In April 2011, South Africa will take up its place among the world’s four major emerging powers when the BRICS grouping meets in Hainan, China.

The BRICS acronym refers to the informal grouping of Brazil, Russia, India, China and South Africa. The Chinese meeting will be the third summit for the grouping and the first to include South Africa.

The South African Institute of International Affairs (SAIIA) recently held a seminar which brought together diplomats, economists, political analysts and civil society actors to examine how South Africa fits into this group of the world’s biggest developing powers. Entitled: “Perspectives from the BRICs – Lessons for South Africa” the seminar highlighted well researched perspectives from all four original BRIC countries.

SAIIA National Director, Elizabeth Sidiropoulos, has produced a report of the discussions and raises some key points:

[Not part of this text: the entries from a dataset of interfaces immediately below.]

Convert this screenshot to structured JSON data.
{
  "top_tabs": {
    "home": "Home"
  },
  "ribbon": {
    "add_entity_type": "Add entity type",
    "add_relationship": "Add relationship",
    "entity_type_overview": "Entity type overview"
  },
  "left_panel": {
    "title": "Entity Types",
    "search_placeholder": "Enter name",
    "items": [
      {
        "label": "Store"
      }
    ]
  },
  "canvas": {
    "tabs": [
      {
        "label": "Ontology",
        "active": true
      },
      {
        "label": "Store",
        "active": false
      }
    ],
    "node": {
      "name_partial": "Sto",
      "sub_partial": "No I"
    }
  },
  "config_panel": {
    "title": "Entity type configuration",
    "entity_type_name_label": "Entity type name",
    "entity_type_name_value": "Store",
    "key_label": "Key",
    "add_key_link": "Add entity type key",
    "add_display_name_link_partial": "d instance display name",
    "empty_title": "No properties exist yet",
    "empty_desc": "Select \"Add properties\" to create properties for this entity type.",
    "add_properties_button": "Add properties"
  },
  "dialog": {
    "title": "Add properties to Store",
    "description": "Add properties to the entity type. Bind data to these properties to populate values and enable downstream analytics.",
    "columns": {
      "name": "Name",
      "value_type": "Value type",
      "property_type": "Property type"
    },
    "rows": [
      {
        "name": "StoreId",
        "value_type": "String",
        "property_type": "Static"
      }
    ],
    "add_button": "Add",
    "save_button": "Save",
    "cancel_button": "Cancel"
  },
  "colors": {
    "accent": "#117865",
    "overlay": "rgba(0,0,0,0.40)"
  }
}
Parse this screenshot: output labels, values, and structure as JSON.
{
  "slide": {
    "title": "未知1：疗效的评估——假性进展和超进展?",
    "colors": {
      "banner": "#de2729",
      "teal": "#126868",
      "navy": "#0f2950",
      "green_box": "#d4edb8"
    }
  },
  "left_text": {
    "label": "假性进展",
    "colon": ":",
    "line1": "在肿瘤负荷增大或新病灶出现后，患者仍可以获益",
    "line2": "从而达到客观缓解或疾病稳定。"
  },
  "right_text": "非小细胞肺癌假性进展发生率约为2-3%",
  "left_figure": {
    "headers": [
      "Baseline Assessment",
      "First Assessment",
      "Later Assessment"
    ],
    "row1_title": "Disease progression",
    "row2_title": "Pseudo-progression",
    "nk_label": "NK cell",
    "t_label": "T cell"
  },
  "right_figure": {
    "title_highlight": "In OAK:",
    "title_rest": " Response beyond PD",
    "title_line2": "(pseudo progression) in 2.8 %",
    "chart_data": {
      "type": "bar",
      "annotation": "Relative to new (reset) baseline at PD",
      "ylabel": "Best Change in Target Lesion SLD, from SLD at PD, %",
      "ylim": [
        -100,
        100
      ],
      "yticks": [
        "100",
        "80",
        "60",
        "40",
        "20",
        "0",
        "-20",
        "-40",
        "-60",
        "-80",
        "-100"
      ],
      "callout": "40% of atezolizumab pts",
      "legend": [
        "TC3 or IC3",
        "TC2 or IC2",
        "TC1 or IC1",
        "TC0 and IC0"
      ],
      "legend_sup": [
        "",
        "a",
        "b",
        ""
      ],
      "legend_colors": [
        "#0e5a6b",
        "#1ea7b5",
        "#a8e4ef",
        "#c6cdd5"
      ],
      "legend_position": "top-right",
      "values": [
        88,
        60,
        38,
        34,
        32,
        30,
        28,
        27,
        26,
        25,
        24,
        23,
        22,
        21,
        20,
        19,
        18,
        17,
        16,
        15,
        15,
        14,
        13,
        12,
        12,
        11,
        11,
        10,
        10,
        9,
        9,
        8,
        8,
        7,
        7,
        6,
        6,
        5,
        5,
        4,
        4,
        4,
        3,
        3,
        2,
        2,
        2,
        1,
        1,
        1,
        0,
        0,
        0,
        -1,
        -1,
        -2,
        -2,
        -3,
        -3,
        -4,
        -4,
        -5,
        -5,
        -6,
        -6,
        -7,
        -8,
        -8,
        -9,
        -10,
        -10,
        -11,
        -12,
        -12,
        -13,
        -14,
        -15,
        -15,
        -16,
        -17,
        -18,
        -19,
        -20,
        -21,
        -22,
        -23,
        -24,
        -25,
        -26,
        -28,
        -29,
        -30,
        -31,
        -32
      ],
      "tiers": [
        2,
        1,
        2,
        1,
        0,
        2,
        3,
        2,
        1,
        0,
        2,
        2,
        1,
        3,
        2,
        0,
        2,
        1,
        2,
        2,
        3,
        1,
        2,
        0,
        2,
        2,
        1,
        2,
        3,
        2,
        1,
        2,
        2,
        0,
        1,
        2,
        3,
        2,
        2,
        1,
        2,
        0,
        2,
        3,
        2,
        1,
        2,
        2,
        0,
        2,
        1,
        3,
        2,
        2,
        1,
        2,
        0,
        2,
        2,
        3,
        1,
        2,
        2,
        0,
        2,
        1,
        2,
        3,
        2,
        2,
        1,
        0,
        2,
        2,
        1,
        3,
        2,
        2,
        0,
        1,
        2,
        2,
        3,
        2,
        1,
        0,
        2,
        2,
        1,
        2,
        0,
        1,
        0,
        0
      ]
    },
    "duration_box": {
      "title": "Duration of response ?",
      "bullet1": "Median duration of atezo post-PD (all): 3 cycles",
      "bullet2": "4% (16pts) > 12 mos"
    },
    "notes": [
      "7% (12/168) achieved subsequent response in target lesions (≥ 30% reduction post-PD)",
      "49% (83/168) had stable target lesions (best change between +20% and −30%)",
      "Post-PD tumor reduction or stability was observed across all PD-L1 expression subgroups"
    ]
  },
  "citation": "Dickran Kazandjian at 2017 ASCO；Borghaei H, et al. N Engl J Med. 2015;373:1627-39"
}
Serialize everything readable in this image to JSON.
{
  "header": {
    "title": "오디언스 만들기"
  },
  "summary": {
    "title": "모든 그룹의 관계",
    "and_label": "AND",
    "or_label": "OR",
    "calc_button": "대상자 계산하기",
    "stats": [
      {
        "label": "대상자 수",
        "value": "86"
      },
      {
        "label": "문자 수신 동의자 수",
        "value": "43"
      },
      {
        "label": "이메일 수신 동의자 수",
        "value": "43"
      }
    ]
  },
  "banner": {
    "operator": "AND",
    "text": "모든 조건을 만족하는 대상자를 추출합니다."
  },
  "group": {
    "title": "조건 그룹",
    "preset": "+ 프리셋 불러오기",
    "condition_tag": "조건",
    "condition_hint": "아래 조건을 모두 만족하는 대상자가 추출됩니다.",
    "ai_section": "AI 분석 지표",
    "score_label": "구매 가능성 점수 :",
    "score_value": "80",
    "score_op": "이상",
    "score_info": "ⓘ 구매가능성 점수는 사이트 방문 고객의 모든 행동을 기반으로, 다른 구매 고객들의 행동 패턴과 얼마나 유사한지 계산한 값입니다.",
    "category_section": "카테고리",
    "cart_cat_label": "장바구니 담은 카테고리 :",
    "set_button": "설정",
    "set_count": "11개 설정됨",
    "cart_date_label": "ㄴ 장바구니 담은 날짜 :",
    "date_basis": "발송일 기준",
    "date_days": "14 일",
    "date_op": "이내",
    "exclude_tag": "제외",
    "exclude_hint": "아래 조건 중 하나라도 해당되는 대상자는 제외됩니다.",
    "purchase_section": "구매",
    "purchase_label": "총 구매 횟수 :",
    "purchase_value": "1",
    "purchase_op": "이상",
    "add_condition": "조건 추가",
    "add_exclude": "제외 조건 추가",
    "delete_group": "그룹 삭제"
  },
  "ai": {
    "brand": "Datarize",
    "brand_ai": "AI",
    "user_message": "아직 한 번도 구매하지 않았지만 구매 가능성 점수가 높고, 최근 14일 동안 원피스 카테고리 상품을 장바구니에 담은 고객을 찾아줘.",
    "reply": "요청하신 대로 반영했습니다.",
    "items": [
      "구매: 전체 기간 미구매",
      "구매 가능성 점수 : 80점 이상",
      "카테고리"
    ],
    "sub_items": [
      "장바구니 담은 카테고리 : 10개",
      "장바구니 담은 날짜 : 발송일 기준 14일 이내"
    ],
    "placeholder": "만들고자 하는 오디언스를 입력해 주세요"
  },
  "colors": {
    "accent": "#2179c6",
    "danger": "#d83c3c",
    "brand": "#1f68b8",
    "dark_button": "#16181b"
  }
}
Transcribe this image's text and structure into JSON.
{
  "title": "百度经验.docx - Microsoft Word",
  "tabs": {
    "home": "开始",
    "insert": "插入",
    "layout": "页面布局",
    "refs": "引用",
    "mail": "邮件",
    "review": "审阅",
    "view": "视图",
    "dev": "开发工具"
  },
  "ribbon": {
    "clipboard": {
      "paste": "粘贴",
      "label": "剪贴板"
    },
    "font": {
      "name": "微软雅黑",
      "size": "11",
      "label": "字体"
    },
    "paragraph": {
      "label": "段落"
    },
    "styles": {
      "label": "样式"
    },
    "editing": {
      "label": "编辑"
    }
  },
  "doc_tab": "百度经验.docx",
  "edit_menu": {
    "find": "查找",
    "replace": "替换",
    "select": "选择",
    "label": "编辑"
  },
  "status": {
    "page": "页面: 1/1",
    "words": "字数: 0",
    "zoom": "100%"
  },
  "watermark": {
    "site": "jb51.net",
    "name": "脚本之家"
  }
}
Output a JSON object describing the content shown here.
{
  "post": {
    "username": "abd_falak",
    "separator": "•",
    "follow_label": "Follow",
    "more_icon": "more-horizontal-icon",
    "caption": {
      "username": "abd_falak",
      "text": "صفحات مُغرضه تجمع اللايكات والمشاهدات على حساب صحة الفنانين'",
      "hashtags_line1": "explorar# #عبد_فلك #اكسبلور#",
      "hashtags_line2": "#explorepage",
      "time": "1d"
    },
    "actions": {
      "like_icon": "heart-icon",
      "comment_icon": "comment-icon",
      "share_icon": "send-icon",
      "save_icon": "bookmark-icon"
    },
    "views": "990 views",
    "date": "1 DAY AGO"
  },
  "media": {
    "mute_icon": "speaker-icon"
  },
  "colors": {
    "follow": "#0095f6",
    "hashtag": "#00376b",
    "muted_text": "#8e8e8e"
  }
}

  • The invitation to SA to join the BRICs carries symbolic significance as an acknowledgement of the country’s role in Africa and on the global stage.
  • While BRIC membership presents economic opportunities for SA, these are not automatic. Access for SA investment into their markets is often difficult, while the SA investment environment needs to address some of its shortcomings in attracting FDI.
  • The BRICs are competing for markets in Africa with SA. SA has marketed itself as the ‘gateway to Africa’; however, the BRIC countries have largely bypassed it in forming their own bilateral relationships with many African states.
  • SA’s membership of this grouping can reap benefits for the Southern African region even though SA is not formally representing it because aspects of the African agenda will be put on the BRICS table.
  • BRICS is emerging as a club within the broader G20 club, and has mobilised successfully on Bretton Woods reform.
  • BRICS is not an alliance and it may not be the forum to develop a new global architecture. There is a growing congruence on certain international issues. On other such as climate change or global trade it may be more difficult.
  • IBSA has much clearer coherence, especially on the global commons debate, although progress on some initiatives could have been greater.

The full report is available for download:

“Perspectives from the BRICs – Lessons for South Africa”

Download-English [.pdf]